One game that both Joe and his coach remember vividly came in 1983 against Sheboygan North, played before some 3,000 fans in the Sheboygan Armory.
North won the game 65-64, but not before Wolf sank 17 of 24 shots and two free throws for 36 points. His last shot, a half-court, desperation heave, nicked the bottom of a huge American flag overhanging the court and fell short by inches.
"Another game I remember well was against Deerfield in our sectional final," Swanson said. "It was one of those few games in which Joe got into foul trouble.
This was a big team, we were up just two at halftime, and in the third quarter, Joe had 24 points, six rebounds and two blocked shots. We were up 22 at the end of the quarter."
Kohler swamped Deerfield 76-57 and headed for Madison with a 21-3 record. The Blue Bombers torpedoed a 23-1 Marathon team in the Class C semifinals 69-46, then shot down 23-2 Fall Creek 70-57 in the title game to claim their third state championship in four years.
Joe will never forget his state tournament thrills, and watching his hometown close down and set up camp in Madison.
"That's what happened – that's the thrill of Wisconsin high school basketball," Joe said. "There's a lot of pressure. You put a lot of pressure on yourself. You go out there and do the best you can, and everybody in the stands knows you're giving 110 percent. The team that comes out ahead is the winner, but really, everybody wins if they go out there and give 110 percent."
Joe averaged 31.5 points, 17.5 rebounds and 4.5 blocked shots during his senior year, and finished his Kohler career with 2,086 points and 1,255 rebounds. He set six state tournament records. He was named AP and UPI State Player of the Year.
Later in the spring of 1983, Joe became the first Wisconsin player to participate in the McDonald's All-American High School Basketball Game. He also competed in the Capital Classic All-Star Game in Washington, D.C.
Even those accomplishments don't lend full perspective to what a dominant force Wolf truly was during his storied prep career.
"When I see the list of Wisconsin's top all-time scorers in the Wisconsin Basketball Yearbook, Joe's not in the top 10," Swanson said. "What people should understand is that Joe played without the 3-point shot, and he was an excellent shooter at that distance. And he was never in a game in which we were up by 35 points, still taking shots. We didn't play him at all in a lot of fourth quarters."
Wolf broke the hearts of many Marquette fans by electing to attend North Carolina, but Joe values the life lessons he learned at Chapel Hill while playing four seasons for Smith, the Hall-of-Fame coach.
The Los Angeles Clippers selected Joe with the 12th overall pick in the 1987 NBA Draft, and he played nine NBA seasons -- for the Clippers, the Denver Nuggets, the Boston Celtics, the Portland Trail Blazers, the Charlotte Hornets and the Orlando Magic – and one season in Spain before Milwaukee became his seventh NBA stop.
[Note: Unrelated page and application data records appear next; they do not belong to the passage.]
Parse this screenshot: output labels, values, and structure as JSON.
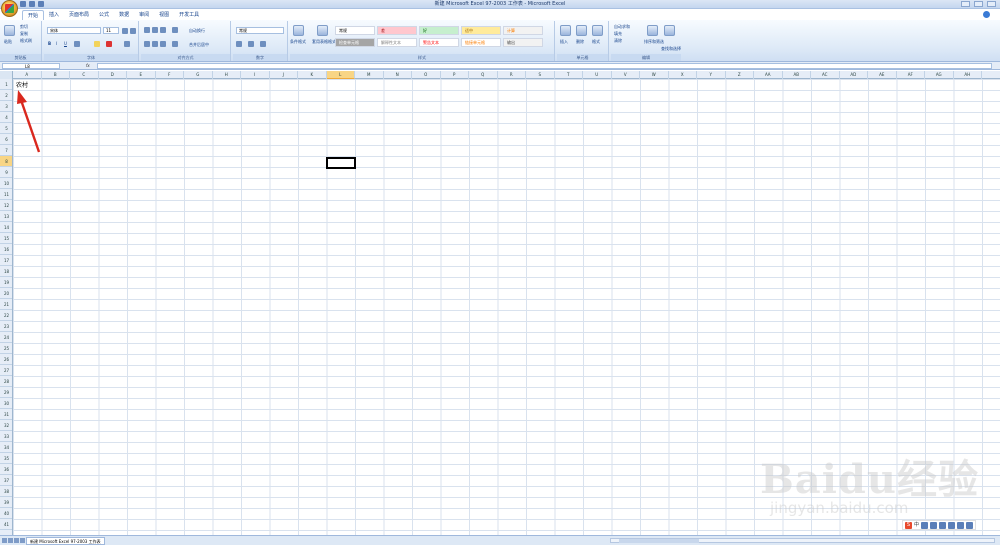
{
  "window": {
    "title": "新建 Microsoft Excel 97-2003 工作表 - Microsoft Excel"
  },
  "tabs": [
    "开始",
    "插入",
    "页面布局",
    "公式",
    "数据",
    "审阅",
    "视图",
    "开发工具"
  ],
  "ribbon": {
    "clipboard": {
      "label": "剪贴板",
      "paste": "粘贴",
      "cut": "剪切",
      "copy": "复制",
      "painter": "格式刷"
    },
    "font": {
      "label": "字体",
      "name": "宋体",
      "size": "11"
    },
    "alignment": {
      "label": "对齐方式",
      "wrap": "自动换行",
      "merge": "合并后居中"
    },
    "number": {
      "label": "数字",
      "format": "常规"
    },
    "styles": {
      "label": "样式",
      "cond": "条件格式",
      "table": "套用表格格式",
      "cells": [
        {
          "text": "常规",
          "bg": "#ffffff",
          "color": "#000000"
        },
        {
          "text": "差",
          "bg": "#ffc7ce",
          "color": "#9c0006"
        },
        {
          "text": "好",
          "bg": "#c6efce",
          "color": "#006100"
        },
        {
          "text": "适中",
          "bg": "#ffeb9c",
          "color": "#9c6500"
        },
        {
          "text": "计算",
          "bg": "#f2f2f2",
          "color": "#fa7d00"
        },
        {
          "text": "检查单元格",
          "bg": "#a5a5a5",
          "color": "#ffffff"
        },
        {
          "text": "解释性文本",
          "bg": "#ffffff",
          "color": "#7f7f7f"
        },
        {
          "text": "警告文本",
          "bg": "#ffffff",
          "color": "#ff0000"
        },
        {
          "text": "链接单元格",
          "bg": "#ffffff",
          "color": "#fa7d00"
        },
        {
          "text": "输出",
          "bg": "#f2f2f2",
          "color": "#3f3f3f"
        }
      ]
    },
    "cells": {
      "label": "单元格",
      "insert": "插入",
      "delete": "删除",
      "format": "格式"
    },
    "editing": {
      "label": "编辑",
      "autosum": "自动求和",
      "fill": "填充",
      "clear": "清除",
      "sort": "排序和筛选",
      "find": "查找和选择"
    }
  },
  "namebox": "L8",
  "fx": "fx",
  "columns": [
    "A",
    "B",
    "C",
    "D",
    "E",
    "F",
    "G",
    "H",
    "I",
    "J",
    "K",
    "L",
    "M",
    "N",
    "O",
    "P",
    "Q",
    "R",
    "S",
    "T",
    "U",
    "V",
    "W",
    "X",
    "Y",
    "Z",
    "AA",
    "AB",
    "AC",
    "AD",
    "AE",
    "AF",
    "AG",
    "AH"
  ],
  "selected_column": "L",
  "selected_row": "8",
  "rows": [
    "1",
    "2",
    "3",
    "4",
    "5",
    "6",
    "7",
    "8",
    "9",
    "10",
    "11",
    "12",
    "13",
    "14",
    "15",
    "16",
    "17",
    "18",
    "19",
    "20",
    "21",
    "22",
    "23",
    "24",
    "25",
    "26",
    "27",
    "28",
    "29",
    "30",
    "31",
    "32",
    "33",
    "34",
    "35",
    "36",
    "37",
    "38",
    "39",
    "40",
    "41"
  ],
  "cell_a1": "农村",
  "sheet_tab": "新建 Microsoft Excel 97-2003 工作表",
  "ime": {
    "label": "中"
  },
  "watermark": {
    "text": "Baidu经验",
    "url": "jingyan.baidu.com"
  },
  "colors": {
    "arrow": "#d9281e",
    "active": "#f8d585"
  }
}
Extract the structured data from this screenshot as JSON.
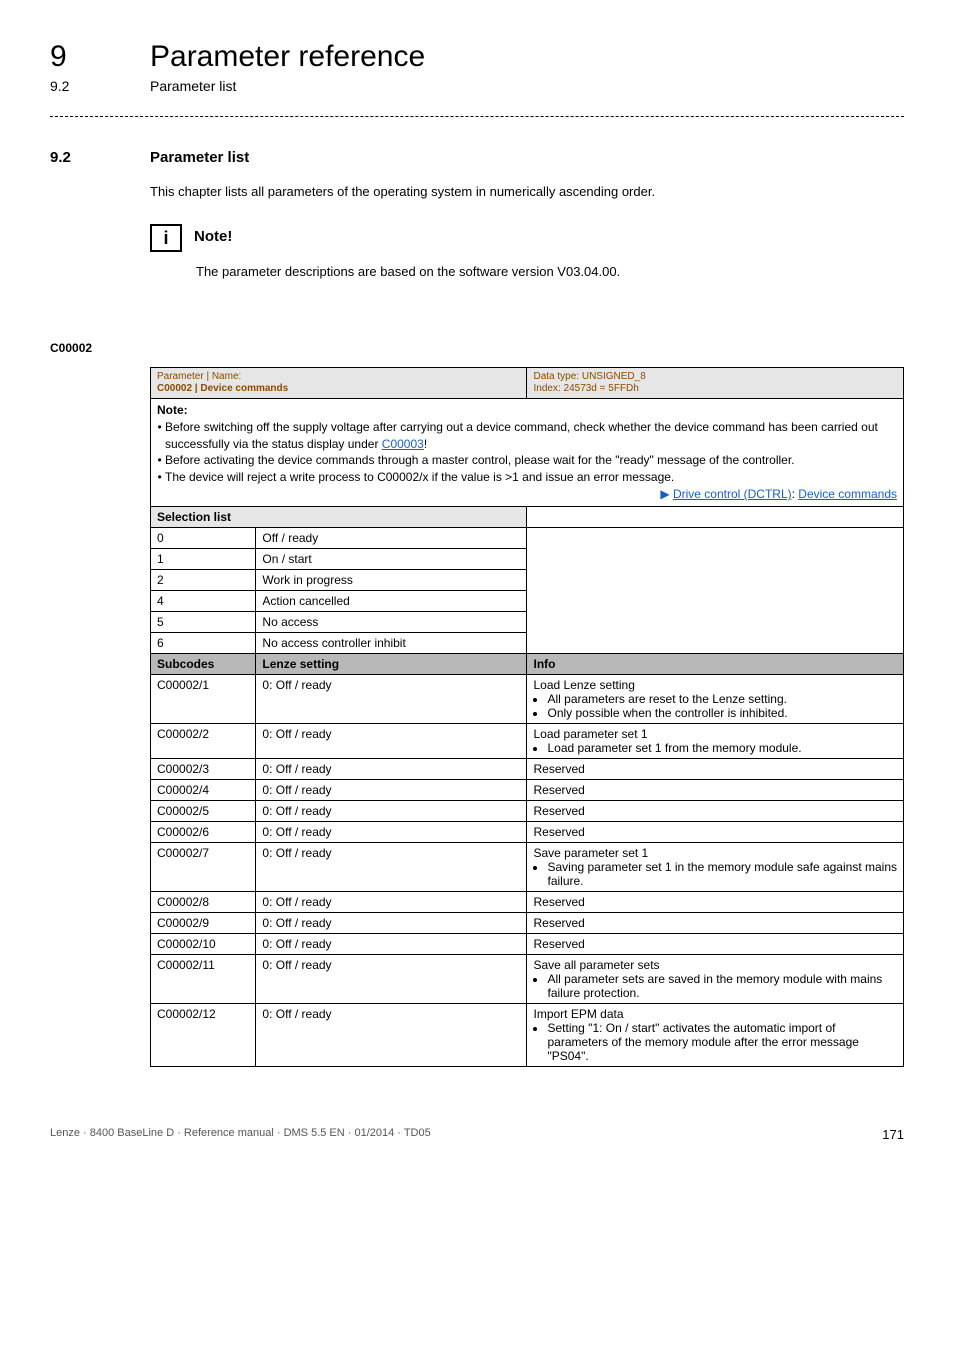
{
  "header": {
    "chapter_number": "9",
    "chapter_title": "Parameter reference",
    "section_number": "9.2",
    "section_title": "Parameter list"
  },
  "section": {
    "number": "9.2",
    "title": "Parameter list",
    "intro": "This chapter lists all parameters of the operating system in numerically ascending order."
  },
  "note": {
    "label": "Note!",
    "text": "The parameter descriptions are based on the software version V03.04.00."
  },
  "param_anchor": "C00002",
  "param_header": {
    "left_label": "Parameter | Name:",
    "code_name": "C00002 | Device commands",
    "data_type": "Data type: UNSIGNED_8",
    "index": "Index: 24573d = 5FFDh"
  },
  "param_note": {
    "heading": "Note:",
    "bullets": [
      "Before switching off the supply voltage after carrying out a device command, check whether the device command has been carried out successfully via the status display under ",
      "Before activating the device commands through a master control, please wait for the \"ready\" message of the controller.",
      "The device will reject a write process to C00002/x if the value is >1 and issue an error message."
    ],
    "link_c00003": "C00003",
    "right_link_prefix": "Drive control (DCTRL)",
    "right_link_sep": ": ",
    "right_link_suffix": "Device commands"
  },
  "selection_list_label": "Selection list",
  "selection_list": [
    {
      "idx": "0",
      "label": "Off / ready"
    },
    {
      "idx": "1",
      "label": "On / start"
    },
    {
      "idx": "2",
      "label": "Work in progress"
    },
    {
      "idx": "4",
      "label": "Action cancelled"
    },
    {
      "idx": "5",
      "label": "No access"
    },
    {
      "idx": "6",
      "label": "No access controller inhibit"
    }
  ],
  "subcodes_header": {
    "col1": "Subcodes",
    "col2": "Lenze setting",
    "col3": "Info"
  },
  "subcodes": [
    {
      "code": "C00002/1",
      "setting": "0: Off / ready",
      "info_title": "Load Lenze setting",
      "info_bullets": [
        "All parameters are reset to the Lenze setting.",
        "Only possible when the controller is inhibited."
      ]
    },
    {
      "code": "C00002/2",
      "setting": "0: Off / ready",
      "info_title": "Load parameter set 1",
      "info_bullets": [
        "Load parameter set 1 from the memory module."
      ]
    },
    {
      "code": "C00002/3",
      "setting": "0: Off / ready",
      "info_title": "Reserved",
      "info_bullets": []
    },
    {
      "code": "C00002/4",
      "setting": "0: Off / ready",
      "info_title": "Reserved",
      "info_bullets": []
    },
    {
      "code": "C00002/5",
      "setting": "0: Off / ready",
      "info_title": "Reserved",
      "info_bullets": []
    },
    {
      "code": "C00002/6",
      "setting": "0: Off / ready",
      "info_title": "Reserved",
      "info_bullets": []
    },
    {
      "code": "C00002/7",
      "setting": "0: Off / ready",
      "info_title": "Save parameter set 1",
      "info_bullets": [
        "Saving parameter set 1 in the memory module safe against mains failure."
      ]
    },
    {
      "code": "C00002/8",
      "setting": "0: Off / ready",
      "info_title": "Reserved",
      "info_bullets": []
    },
    {
      "code": "C00002/9",
      "setting": "0: Off / ready",
      "info_title": "Reserved",
      "info_bullets": []
    },
    {
      "code": "C00002/10",
      "setting": "0: Off / ready",
      "info_title": "Reserved",
      "info_bullets": []
    },
    {
      "code": "C00002/11",
      "setting": "0: Off / ready",
      "info_title": "Save all parameter sets",
      "info_bullets": [
        "All parameter sets are saved in the memory module with mains failure protection."
      ]
    },
    {
      "code": "C00002/12",
      "setting": "0: Off / ready",
      "info_title": "Import EPM data",
      "info_bullets": [
        "Setting \"1: On / start\" activates the automatic import of parameters of the memory module after the error message \"PS04\"."
      ]
    }
  ],
  "footer": {
    "left": "Lenze · 8400 BaseLine D · Reference manual · DMS 5.5 EN · 01/2014 · TD05",
    "page": "171"
  }
}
He was glad to be back home.
"The friendliness, the family feeling, the values … Wisconsin society is very pleasant, and something I really appreciated growing up when I got to be of age and see what the world's about," Joe said.
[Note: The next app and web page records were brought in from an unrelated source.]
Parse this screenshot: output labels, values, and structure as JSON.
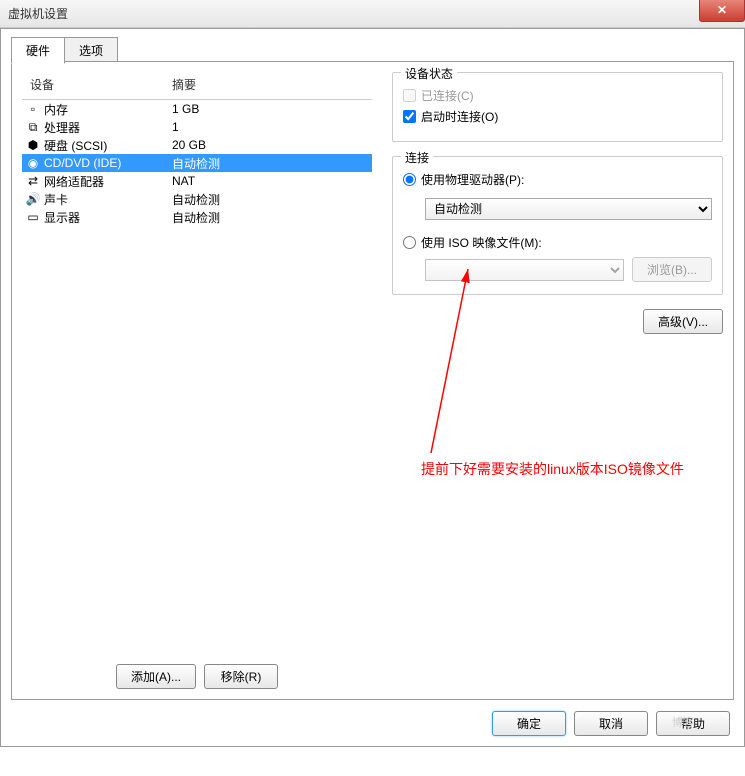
{
  "window": {
    "title": "虚拟机设置",
    "close": "✕"
  },
  "tabs": {
    "hardware": "硬件",
    "options": "选项"
  },
  "list": {
    "header_device": "设备",
    "header_summary": "摘要",
    "rows": [
      {
        "name": "内存",
        "summary": "1 GB"
      },
      {
        "name": "处理器",
        "summary": "1"
      },
      {
        "name": "硬盘 (SCSI)",
        "summary": "20 GB"
      },
      {
        "name": "CD/DVD (IDE)",
        "summary": "自动检测"
      },
      {
        "name": "网络适配器",
        "summary": "NAT"
      },
      {
        "name": "声卡",
        "summary": "自动检测"
      },
      {
        "name": "显示器",
        "summary": "自动检测"
      }
    ],
    "add": "添加(A)...",
    "remove": "移除(R)"
  },
  "status": {
    "group": "设备状态",
    "connected": "已连接(C)",
    "connect_power": "启动时连接(O)"
  },
  "conn": {
    "group": "连接",
    "physical": "使用物理驱动器(P):",
    "auto": "自动检测",
    "iso": "使用 ISO 映像文件(M):",
    "browse": "浏览(B)...",
    "advanced": "高级(V)..."
  },
  "footer": {
    "ok": "确定",
    "cancel": "取消",
    "help": "帮助"
  },
  "annotation": "提前下好需要安装的linux版本ISO镜像文件",
  "watermark": "博客"
}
Joe's jersey retirement ceremony at Kohler was an emotional experience for his family.
"I think I'm allowed to toot my brother's horn," Jeff Wolf said. "He deserved it, not only because he's a good basketball player, but because he's a good person and role model. And Joe's not afraid to be a role model. In fact, I think he kind of relishes it, because when he talks to groups, especially the young kids, he'll say, ‘Yeah, I had talent, but I had to work hard, and I'm still a kid from tiny Kohler, Wisconsin. But I've fulfilled my dreams, and you can, too."
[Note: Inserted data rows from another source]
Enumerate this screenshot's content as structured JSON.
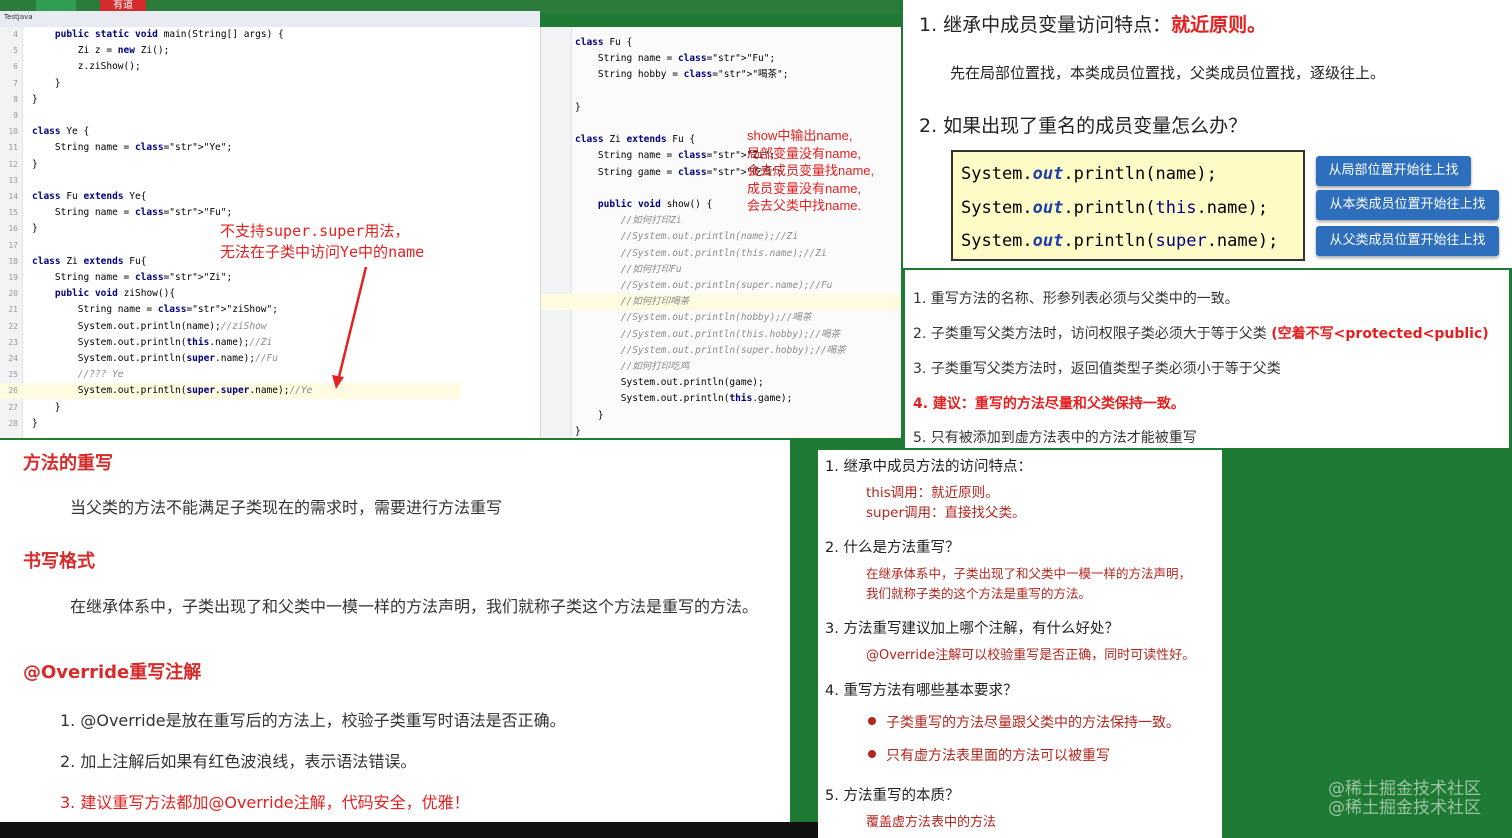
{
  "header": {
    "file_tab": "TestJava",
    "badge": "有道"
  },
  "left_code": {
    "lines": [
      {
        "n": "4",
        "t": "    public static void main(String[] args) {"
      },
      {
        "n": "5",
        "t": "        Zi z = new Zi();"
      },
      {
        "n": "6",
        "t": "        z.ziShow();"
      },
      {
        "n": "7",
        "t": "    }"
      },
      {
        "n": "8",
        "t": "}"
      },
      {
        "n": "9",
        "t": ""
      },
      {
        "n": "10",
        "t": "class Ye {"
      },
      {
        "n": "11",
        "t": "    String name = \"Ye\";"
      },
      {
        "n": "12",
        "t": "}"
      },
      {
        "n": "13",
        "t": ""
      },
      {
        "n": "14",
        "t": "class Fu extends Ye{"
      },
      {
        "n": "15",
        "t": "    String name = \"Fu\";"
      },
      {
        "n": "16",
        "t": "}"
      },
      {
        "n": "17",
        "t": ""
      },
      {
        "n": "18",
        "t": "class Zi extends Fu{"
      },
      {
        "n": "19",
        "t": "    String name = \"Zi\";"
      },
      {
        "n": "20",
        "t": "    public void ziShow(){"
      },
      {
        "n": "21",
        "t": "        String name = \"ziShow\";"
      },
      {
        "n": "22",
        "t": "        System.out.println(name);//ziShow"
      },
      {
        "n": "23",
        "t": "        System.out.println(this.name);//Zi"
      },
      {
        "n": "24",
        "t": "        System.out.println(super.name);//Fu"
      },
      {
        "n": "25",
        "t": "        //??? Ye"
      },
      {
        "n": "26",
        "t": "        System.out.println(super.super.name);//Ye"
      },
      {
        "n": "27",
        "t": "    }"
      },
      {
        "n": "28",
        "t": "}"
      }
    ],
    "annotation_1": "不支持super.super用法，",
    "annotation_2": "无法在子类中访问Ye中的name"
  },
  "mid_code": {
    "lines": [
      {
        "t": "class Fu {"
      },
      {
        "t": "    String name = \"Fu\";"
      },
      {
        "t": "    String hobby = \"喝茶\";"
      },
      {
        "t": ""
      },
      {
        "t": "}"
      },
      {
        "t": ""
      },
      {
        "t": "class Zi extends Fu {"
      },
      {
        "t": "    String name = \"Zi\";"
      },
      {
        "t": "    String game = \"吃鸡\";"
      },
      {
        "t": ""
      },
      {
        "t": "    public void show() {"
      },
      {
        "t": "        //如何打印Zi"
      },
      {
        "t": "        //System.out.println(name);//Zi"
      },
      {
        "t": "        //System.out.println(this.name);//Zi"
      },
      {
        "t": "        //如何打印Fu"
      },
      {
        "t": "        //System.out.println(super.name);//Fu"
      },
      {
        "t": "        //如何打印喝茶"
      },
      {
        "t": "        //System.out.println(hobby);//喝茶"
      },
      {
        "t": "        //System.out.println(this.hobby);//喝茶"
      },
      {
        "t": "        //System.out.println(super.hobby);//喝茶"
      },
      {
        "t": "        //如何打印吃鸡"
      },
      {
        "t": "        System.out.println(game);"
      },
      {
        "t": "        System.out.println(this.game);"
      },
      {
        "t": "    }"
      },
      {
        "t": "}"
      }
    ],
    "note": [
      "show中输出name,",
      "局部变量没有name,",
      "会去成员变量找name,",
      "成员变量没有name,",
      "会去父类中找name."
    ]
  },
  "slide_top": {
    "h1_prefix": "1.  继承中成员变量访问特点：",
    "h1_red": "就近原则。",
    "p1": "先在局部位置找，本类成员位置找，父类成员位置找，逐级往上。",
    "h2": "2.  如果出现了重名的成员变量怎么办？",
    "code1_a": "System.",
    "code1_b": "out",
    "code1_c": ".println(name);",
    "code2_a": "System.",
    "code2_b": "out",
    "code2_c": ".println(",
    "code2_d": "this",
    "code2_e": ".name);",
    "code3_a": "System.",
    "code3_b": "out",
    "code3_c": ".println(",
    "code3_d": "super",
    "code3_e": ".name);",
    "btn1": "从局部位置开始往上找",
    "btn2": "从本类成员位置开始往上找",
    "btn3": "从父类成员位置开始往上找"
  },
  "slide_list": {
    "i1": "1.  重写方法的名称、形参列表必须与父类中的一致。",
    "i2": "2.  子类重写父类方法时，访问权限子类必须大于等于父类",
    "i2_red": "(空着不写<protected<public)",
    "i3": "3.  子类重写父类方法时，返回值类型子类必须小于等于父类",
    "i4": "4.  建议：重写的方法尽量和父类保持一致。",
    "i5": "5.  只有被添加到虚方法表中的方法才能被重写"
  },
  "slide_bl": {
    "h1": "方法的重写",
    "p1": "当父类的方法不能满足子类现在的需求时，需要进行方法重写",
    "h2": "书写格式",
    "p2": "在继承体系中，子类出现了和父类中一模一样的方法声明，我们就称子类这个方法是重写的方法。",
    "h3": "@Override重写注解",
    "l1": "1.  @Override是放在重写后的方法上，校验子类重写时语法是否正确。",
    "l2": "2.  加上注解后如果有红色波浪线，表示语法错误。",
    "l3": "3.  建议重写方法都加@Override注解，代码安全，优雅！"
  },
  "slide_br": {
    "q1": "1.  继承中成员方法的访问特点：",
    "a1a": "this调用：就近原则。",
    "a1b": "super调用：直接找父类。",
    "q2": "2.  什么是方法重写？",
    "a2a": "在继承体系中，子类出现了和父类中一模一样的方法声明，",
    "a2b": "我们就称子类的这个方法是重写的方法。",
    "q3": "3.  方法重写建议加上哪个注解，有什么好处？",
    "a3": "@Override注解可以校验重写是否正确，同时可读性好。",
    "q4": "4.  重写方法有哪些基本要求？",
    "b1": "子类重写的方法尽量跟父类中的方法保持一致。",
    "b2": "只有虚方法表里面的方法可以被重写",
    "q5": "5.  方法重写的本质？",
    "a5": "覆盖虚方法表中的方法"
  },
  "watermark": {
    "w1": "@稀土掘金技术社区",
    "w2": "@稀土掘金技术社区"
  }
}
Joe was visibly touched by the ceremony, too.
"It was emotional for me because my brothers and sister had worn No. 42," he said. "Obviously my sister didn't wear the same jersey, but we all wore the number. They were all there. It wasn't just retiring my number; it was a tribute to my family, and that had a lot of special meaning."